Fidelity Investments is becoming aggressive in the low-cost battle against index fund giant Vanguard.
Fidelity has lowered the fees on its Fidelity Freedom Index Funds to just 16 basis points, or $16 a year for every $10,000 invested, from 19 basis points. It's not a big cut in real dollars, but it does make the Freedom Index Fund lineup slightly cheaper than The Vanguard Group Inc.'s target date funds, which charge 18 basis points.
The Freedom Index Funds, like the Vanguard target date offerings, use index funds as their underlying holdings. That allows the target date funds to charge lower fees than ones that rely on actively managed mutual funds as their underlying funds. The Fidelity Freedom Funds, for example, use actively managed funds and charge 69 basis points.
“They're taking the fight to Vanguard on its turf,” said Jeff Tjornehoj, a senior research analyst at Lipper Inc., adding that it behooves Fidelity to start competing with Vanguard on the low-cost front now.
“They need to establish a presence with advisers, who are particularly sensitive to providing low-cost solutions to clients,” Mr. Tjornehoj said.
Vanguard has closed the gap between it and Fidelity, the largest provider of target date funds, over the last five years.
Vanguard's target date funds have grown to $148 billion as of the end of October, up 393% from 2008, according to Lipper. Fidelity's target date funds, including both the Freedom Funds and Freedom Index Funds, have grown to $175 billion, up 160%, over the same time period.

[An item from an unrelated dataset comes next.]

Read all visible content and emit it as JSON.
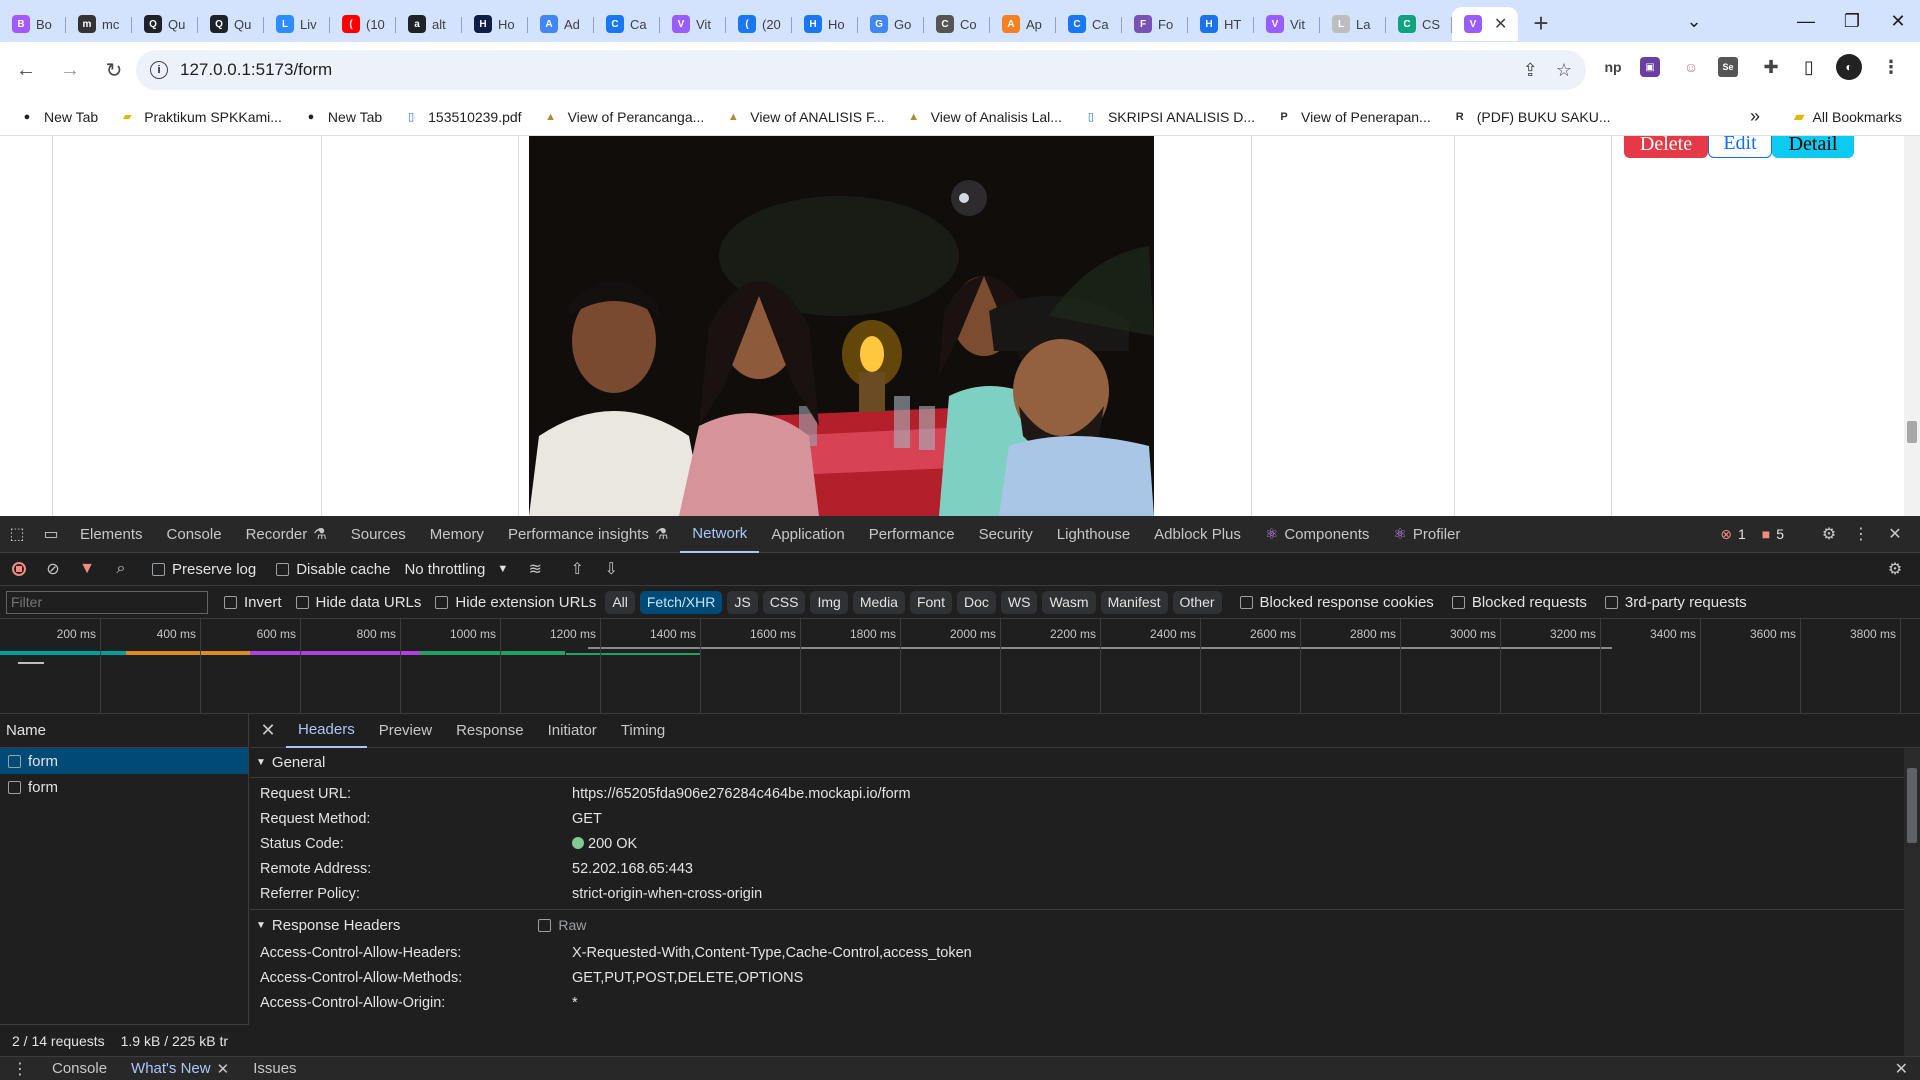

Nicole Goodnow, a spokeswoman for Fidelity, did not return calls seeking comment.